• [Instructions to follow]:
Needed from the entries below: every line that holds the word "What".

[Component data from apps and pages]
★ ★ ★ ★
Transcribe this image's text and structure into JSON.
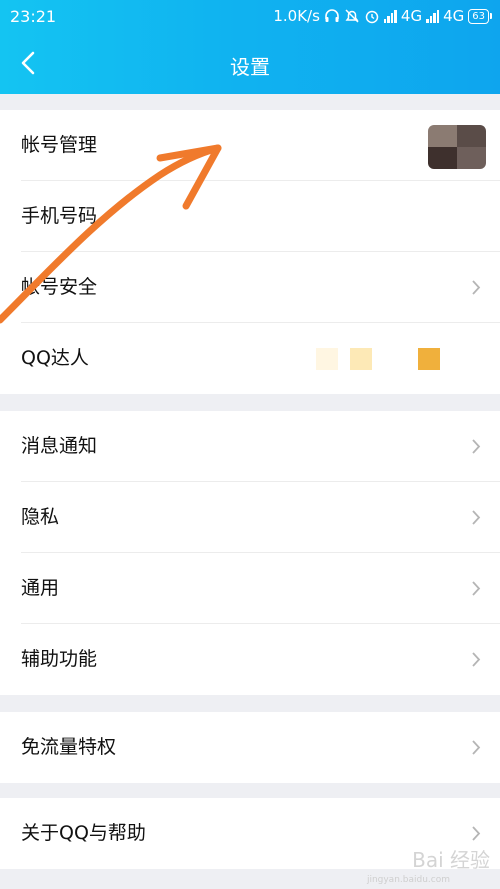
{
  "status_bar": {
    "time": "23:21",
    "speed": "1.0K/s",
    "net1": "4G",
    "net2": "4G",
    "battery": "63",
    "icons": [
      "headphones-icon",
      "mute-icon",
      "alarm-icon",
      "signal-icon"
    ]
  },
  "header": {
    "title": "设置",
    "back_icon": "chevron-left-icon",
    "color": "#10b3f0"
  },
  "groups": [
    {
      "items": [
        {
          "label": "帐号管理"
        },
        {
          "label": "手机号码"
        },
        {
          "label": "帐号安全"
        },
        {
          "label": "QQ达人"
        }
      ]
    },
    {
      "items": [
        {
          "label": "消息通知"
        },
        {
          "label": "隐私"
        },
        {
          "label": "通用"
        },
        {
          "label": "辅助功能"
        }
      ]
    },
    {
      "items": [
        {
          "label": "免流量特权"
        }
      ]
    },
    {
      "items": [
        {
          "label": "关于QQ与帮助"
        }
      ]
    }
  ],
  "watermark": {
    "text": "Bai 经验",
    "sub": "jingyan.baidu.com"
  },
  "annotation_color": "#f07a2c"
}
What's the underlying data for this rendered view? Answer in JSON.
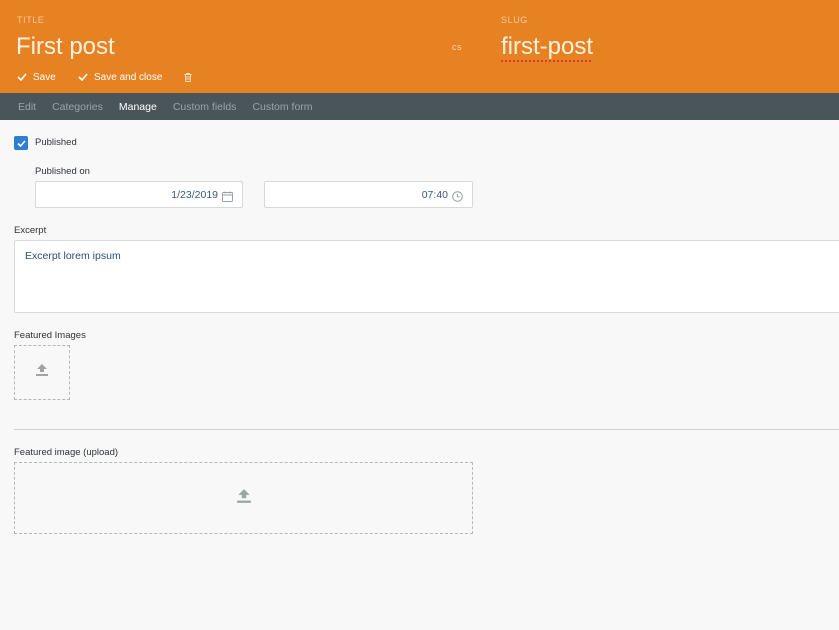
{
  "header": {
    "title_label": "TITLE",
    "title_value": "First post",
    "language": "cs",
    "slug_label": "SLUG",
    "slug_value": "first-post",
    "save_label": "Save",
    "save_close_label": "Save and close",
    "accent_color": "#e68222"
  },
  "tabs": [
    {
      "label": "Edit",
      "active": false
    },
    {
      "label": "Categories",
      "active": false
    },
    {
      "label": "Manage",
      "active": true
    },
    {
      "label": "Custom fields",
      "active": false
    },
    {
      "label": "Custom form",
      "active": false
    }
  ],
  "form": {
    "published_label": "Published",
    "published_checked": true,
    "published_on_label": "Published on",
    "date_value": "1/23/2019",
    "time_value": "07:40",
    "excerpt_label": "Excerpt",
    "excerpt_value": "Excerpt lorem ipsum",
    "featured_images_label": "Featured Images",
    "featured_upload_label": "Featured image (upload)"
  },
  "icons": [
    "check-icon",
    "trash-icon",
    "calendar-icon",
    "clock-icon",
    "upload-icon"
  ]
}
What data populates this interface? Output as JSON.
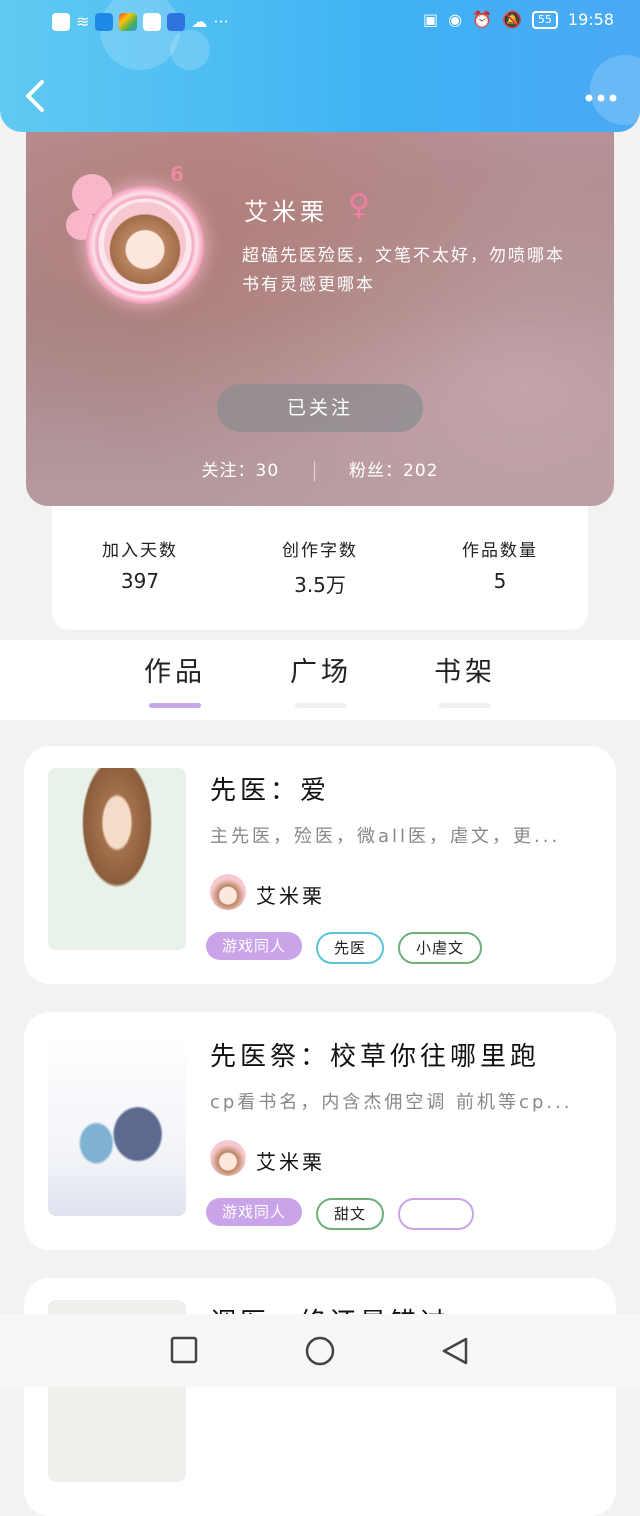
{
  "status_bar": {
    "time": "19:58",
    "battery": "55"
  },
  "profile": {
    "name": "艾米栗",
    "gender_symbol": "♀",
    "level": "6",
    "bio": "超磕先医殓医，文笔不太好，勿喷哪本书有灵感更哪本",
    "follow_button": "已关注",
    "following_label": "关注：30",
    "fans_label": "粉丝：202"
  },
  "stats": [
    {
      "label": "加入天数",
      "value": "397"
    },
    {
      "label": "创作字数",
      "value": "3.5万"
    },
    {
      "label": "作品数量",
      "value": "5"
    }
  ],
  "tabs": [
    {
      "label": "作品",
      "active": true
    },
    {
      "label": "广场",
      "active": false
    },
    {
      "label": "书架",
      "active": false
    }
  ],
  "works": [
    {
      "title": "先医：爱",
      "desc": "主先医，殓医，微all医，虐文，更...",
      "author": "艾米栗",
      "tags": [
        "游戏同人",
        "先医",
        "小虐文"
      ]
    },
    {
      "title": "先医祭：校草你往哪里跑",
      "desc": "cp看书名，内含杰佣空调 前机等cp...",
      "author": "艾米栗",
      "tags": [
        "游戏同人",
        "甜文",
        ""
      ]
    },
    {
      "title": "调医：终还是错过",
      "desc": "",
      "author": "",
      "tags": []
    }
  ],
  "colors": {
    "accent": "#c9a8e6",
    "topbar": "#3fb2f3"
  }
}
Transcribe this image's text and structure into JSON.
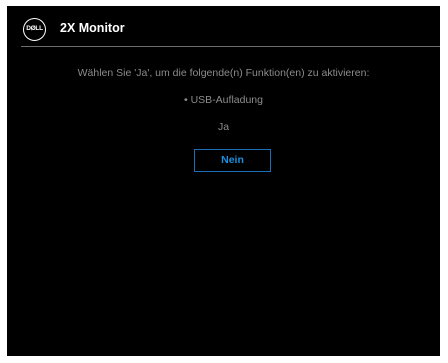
{
  "header": {
    "logo_text": "DØLL",
    "title": "2X Monitor"
  },
  "dialog": {
    "message": "Wählen Sie 'Ja', um die folgende(n) Funktion(en) zu aktivieren:",
    "feature": "• USB-Aufladung",
    "yes_label": "Ja",
    "no_label": "Nein"
  },
  "colors": {
    "background": "#000000",
    "text_muted": "#8c8c8c",
    "accent": "#1b8fe0",
    "divider": "#6e6e6e"
  }
}
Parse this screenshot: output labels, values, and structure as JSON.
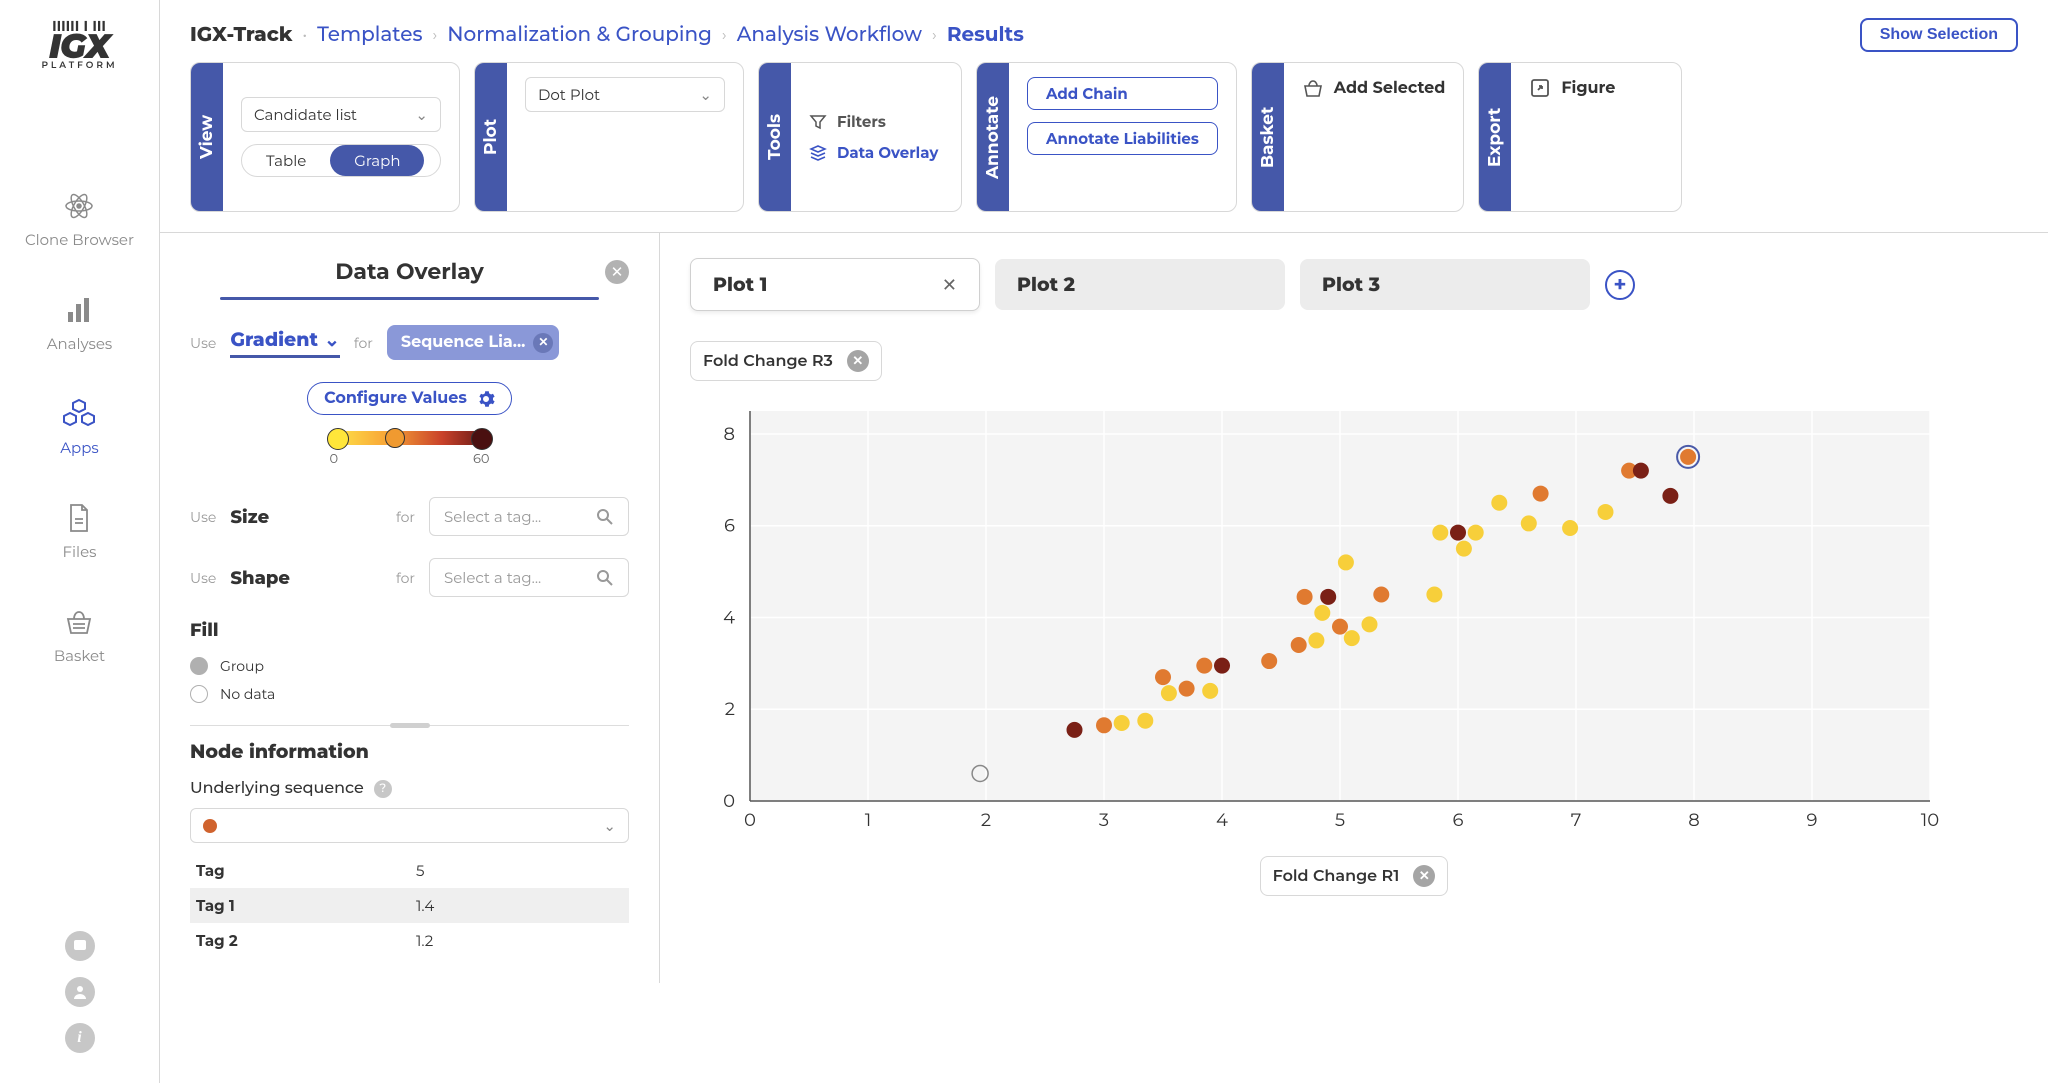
{
  "brand": {
    "name": "IGX",
    "sub": "PLATFORM"
  },
  "rail": {
    "items": [
      {
        "id": "clone-browser",
        "label": "Clone Browser"
      },
      {
        "id": "analyses",
        "label": "Analyses"
      },
      {
        "id": "apps",
        "label": "Apps"
      },
      {
        "id": "files",
        "label": "Files"
      },
      {
        "id": "basket",
        "label": "Basket"
      }
    ],
    "active": "apps"
  },
  "breadcrumb": {
    "app": "IGX-Track",
    "path": [
      "Templates",
      "Normalization & Grouping",
      "Analysis Workflow"
    ],
    "current": "Results",
    "show_selection": "Show Selection"
  },
  "toolbar": {
    "view": {
      "tab": "View",
      "select": "Candidate list",
      "toggle": {
        "left": "Table",
        "right": "Graph",
        "active": "right"
      }
    },
    "plot": {
      "tab": "Plot",
      "select": "Dot Plot"
    },
    "tools": {
      "tab": "Tools",
      "filters": "Filters",
      "overlay": "Data Overlay"
    },
    "annotate": {
      "tab": "Annotate",
      "add_chain": "Add Chain",
      "annotate": "Annotate Liabilities"
    },
    "basket": {
      "tab": "Basket",
      "add": "Add Selected"
    },
    "export": {
      "tab": "Export",
      "figure": "Figure"
    }
  },
  "sidebar": {
    "title": "Data Overlay",
    "use": "Use",
    "for": "for",
    "gradient_label": "Gradient",
    "chip": "Sequence Lia...",
    "configure": "Configure Values",
    "grad_min": "0",
    "grad_max": "60",
    "size_label": "Size",
    "shape_label": "Shape",
    "tag_placeholder": "Select a tag...",
    "fill": "Fill",
    "legend": [
      {
        "label": "Group",
        "fill": "#b0b0b0"
      },
      {
        "label": "No data",
        "fill": "#ffffff"
      }
    ],
    "node_info": "Node information",
    "underlying": "Underlying sequence",
    "kv": [
      {
        "k": "Tag",
        "v": "5"
      },
      {
        "k": "Tag 1",
        "v": "1.4"
      },
      {
        "k": "Tag 2",
        "v": "1.2"
      }
    ]
  },
  "plots": {
    "tabs": [
      {
        "label": "Plot 1",
        "closable": true
      },
      {
        "label": "Plot 2",
        "closable": false
      },
      {
        "label": "Plot 3",
        "closable": false
      }
    ],
    "active": 0,
    "y_chip": "Fold Change R3",
    "x_chip": "Fold Change R1"
  },
  "chart_data": {
    "type": "scatter",
    "xlabel": "Fold Change R1",
    "ylabel": "Fold Change R3",
    "xlim": [
      0,
      10
    ],
    "ylim": [
      0,
      8.5
    ],
    "xticks": [
      0,
      1,
      2,
      3,
      4,
      5,
      6,
      7,
      8,
      9,
      10
    ],
    "yticks": [
      0,
      2,
      4,
      6,
      8
    ],
    "colors": {
      "low": "#f7cf3a",
      "mid": "#e07a30",
      "high": "#7a2016"
    },
    "points": [
      {
        "x": 1.95,
        "y": 0.6,
        "c": "none"
      },
      {
        "x": 2.75,
        "y": 1.55,
        "c": "high"
      },
      {
        "x": 3.0,
        "y": 1.65,
        "c": "mid"
      },
      {
        "x": 3.15,
        "y": 1.7,
        "c": "low"
      },
      {
        "x": 3.35,
        "y": 1.75,
        "c": "low"
      },
      {
        "x": 3.5,
        "y": 2.7,
        "c": "mid"
      },
      {
        "x": 3.55,
        "y": 2.35,
        "c": "low"
      },
      {
        "x": 3.7,
        "y": 2.45,
        "c": "mid"
      },
      {
        "x": 3.85,
        "y": 2.95,
        "c": "mid"
      },
      {
        "x": 3.9,
        "y": 2.4,
        "c": "low"
      },
      {
        "x": 4.0,
        "y": 2.95,
        "c": "high"
      },
      {
        "x": 4.4,
        "y": 3.05,
        "c": "mid"
      },
      {
        "x": 4.65,
        "y": 3.4,
        "c": "mid"
      },
      {
        "x": 4.7,
        "y": 4.45,
        "c": "mid"
      },
      {
        "x": 4.8,
        "y": 3.5,
        "c": "low"
      },
      {
        "x": 4.85,
        "y": 4.1,
        "c": "low"
      },
      {
        "x": 4.9,
        "y": 4.45,
        "c": "high"
      },
      {
        "x": 5.0,
        "y": 3.8,
        "c": "mid"
      },
      {
        "x": 5.05,
        "y": 5.2,
        "c": "low"
      },
      {
        "x": 5.1,
        "y": 3.55,
        "c": "low"
      },
      {
        "x": 5.25,
        "y": 3.85,
        "c": "low"
      },
      {
        "x": 5.35,
        "y": 4.5,
        "c": "mid"
      },
      {
        "x": 5.8,
        "y": 4.5,
        "c": "low"
      },
      {
        "x": 5.85,
        "y": 5.85,
        "c": "low"
      },
      {
        "x": 6.0,
        "y": 5.85,
        "c": "high"
      },
      {
        "x": 6.05,
        "y": 5.5,
        "c": "low"
      },
      {
        "x": 6.15,
        "y": 5.85,
        "c": "low"
      },
      {
        "x": 6.35,
        "y": 6.5,
        "c": "low"
      },
      {
        "x": 6.6,
        "y": 6.05,
        "c": "low"
      },
      {
        "x": 6.7,
        "y": 6.7,
        "c": "mid"
      },
      {
        "x": 6.95,
        "y": 5.95,
        "c": "low"
      },
      {
        "x": 7.25,
        "y": 6.3,
        "c": "low"
      },
      {
        "x": 7.45,
        "y": 7.2,
        "c": "mid"
      },
      {
        "x": 7.55,
        "y": 7.2,
        "c": "high"
      },
      {
        "x": 7.8,
        "y": 6.65,
        "c": "high"
      },
      {
        "x": 7.95,
        "y": 7.5,
        "c": "mid",
        "selected": true
      }
    ]
  }
}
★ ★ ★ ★
• [Exercise response]:
What's the underlying data for this rendered view? Answer in JSON.
What data populates this interface? Output as JSON.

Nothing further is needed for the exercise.